In Part 1 of this topic, we discussed how the MBTI or Myers-Briggs Type Indicator categorises individuals into 16 personality types based on several preferences, such as extraversion or introversion. While many personality tests and models, such as the more recent Holland Occupational Themes, Myers-Briggs remains the most popular and widely used.
The 16 personality types are made up of all the possible combinations of 4 preferences that you choose from 8 possible preference options.. There are no right or wrong personalities, just understanding what works best for you. They are also not the only methods that may work. Once you know you personality type, if you’re interested, you can see which famous people you share your ‘type’ with.
The Importance of Logically Organised, Systematically Filed and Stored Study Materials
Before we get to preferences and study methods, we need to underscore the importance of logically created and curated study materials. Tidy study prep notes, tidy mind, tidy recall is something worth bearing in mind. Whether you’ve sorted your notes into essays, point form summaries, spider diagrams, mind maps or anything else doesn’t matter – the only thing that matters is that you have done so. Otherwise, you are preparing to fail regardless of learning method preference.

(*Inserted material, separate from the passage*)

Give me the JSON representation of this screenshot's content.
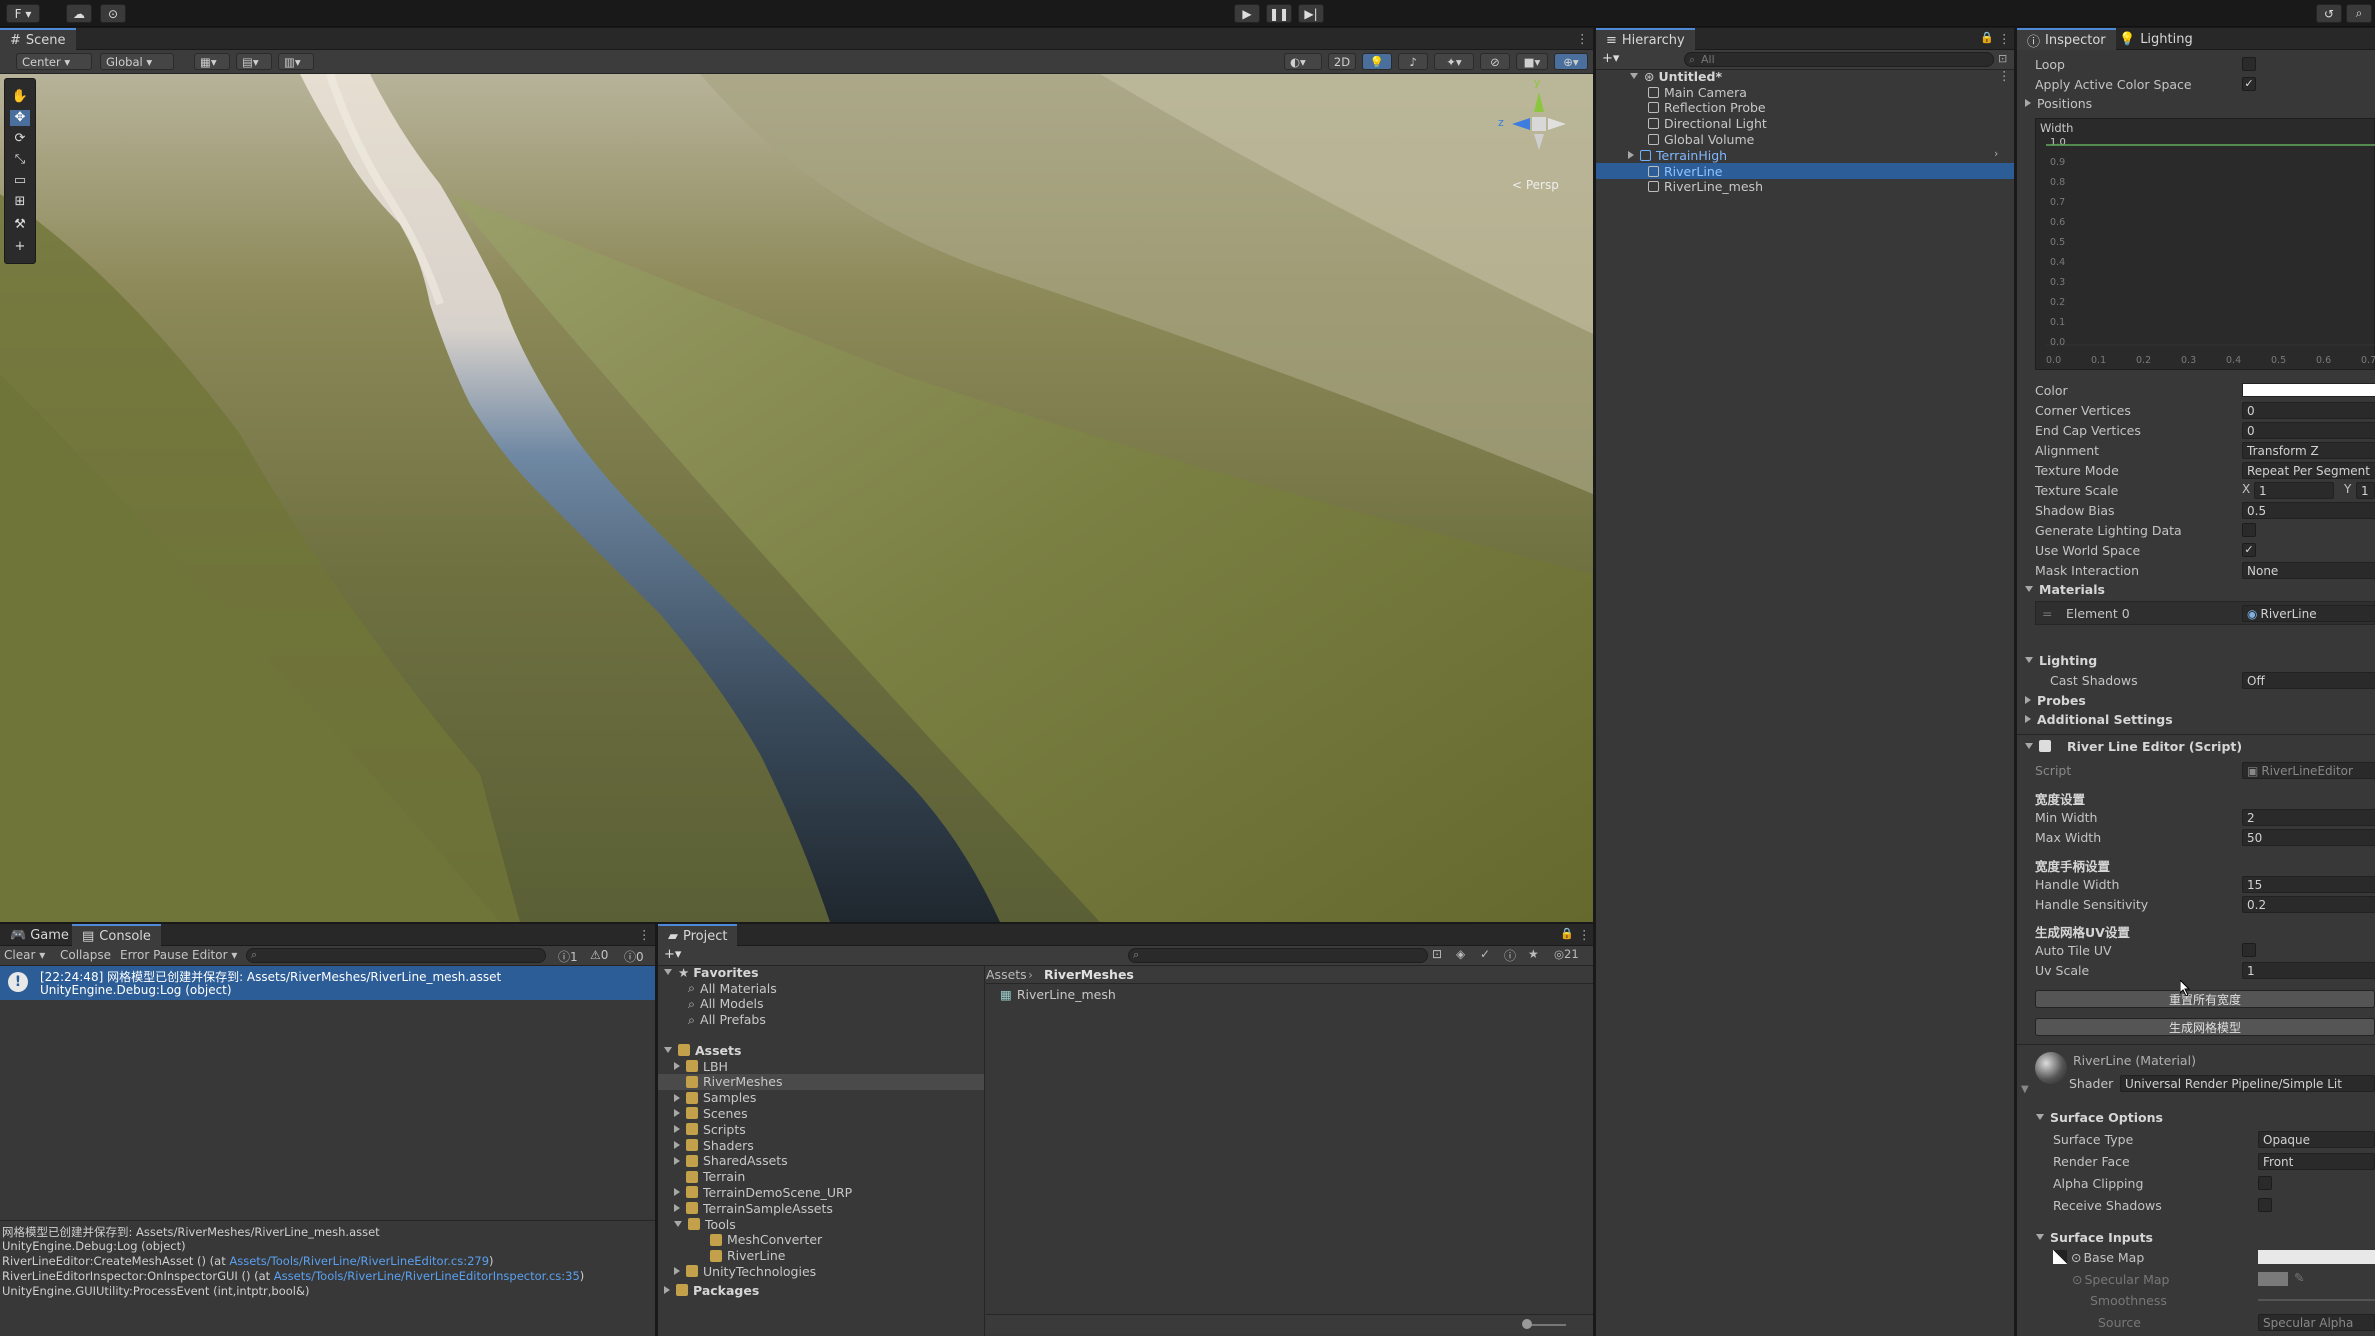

If you haven’t organised your notes don’t despair! Use your takeaway coffee cash to hire a freelance paper writer who can put a thesis writing example, or sample study essay together for you quickly. The same is true if you need last-minute help with an assignment. Can you really afford this stress when you need to be prepping for your exam instead? See what service you’ll get for the price being quoted, and double check this against reviews from students who’ve used the service.
Personality Types and Learning Styles
As an extrovert, you love interacting with people. Try reading a passage out loud to yourself and analysing it aloud, taking part in group discussions or even coaching others. As an introvert, you’ll need to mostly study on your own, listen to recordings of your notes in private, and use plenty of mindmaps.
If you’re a sensing type you rely on your senses to understand the world. Use games, flashcards, diagrams and outlines. You’ll ‘make sense’ of these when you recall them in an exam. If you’re an ‘intuitive’ everything revolves around the question ‘why’. You’re creative so use colour and other creative expressions in your notes. Study in not longer than 1 hour blocks and categorise your notes under ‘why’ questions.
If you’re a ‘thinking’ type something must be logical. Studying comes naturally, but in your case, it’s even more important to have in-depth, organised study notes. If you’re into ‘feeling’ you move with your heart. Things must resonate with you. It helps if you like your course of study! If not, find an angle that matters to you. Study in a positive ambience and block out any negativity.
If you’re into ‘judging’, the structure is everything. Make sure your notes and summaries follow hierarchical structures, such as hierarchical word maps.
Keep your study environment crisp and organised. Also, remember to read up on other points of view – you are very stuck to how you perceive things. If you’re into perceiving, you dislike structure and are more of a ‘learn-and-assimilate-on-the-go’ type of person. You’ll have to learn to follow through and impose some kind of study routine on yourself. Consider giving yourself small rewards for working through chunks. Also, allow yourself to hop from subject to subject section to section, but allow yourself more time to work on everything as you’ll need to go through it more often.
Whatever your preferences, there are study methods that will work for you. Understanding what works is key to creaming that exam.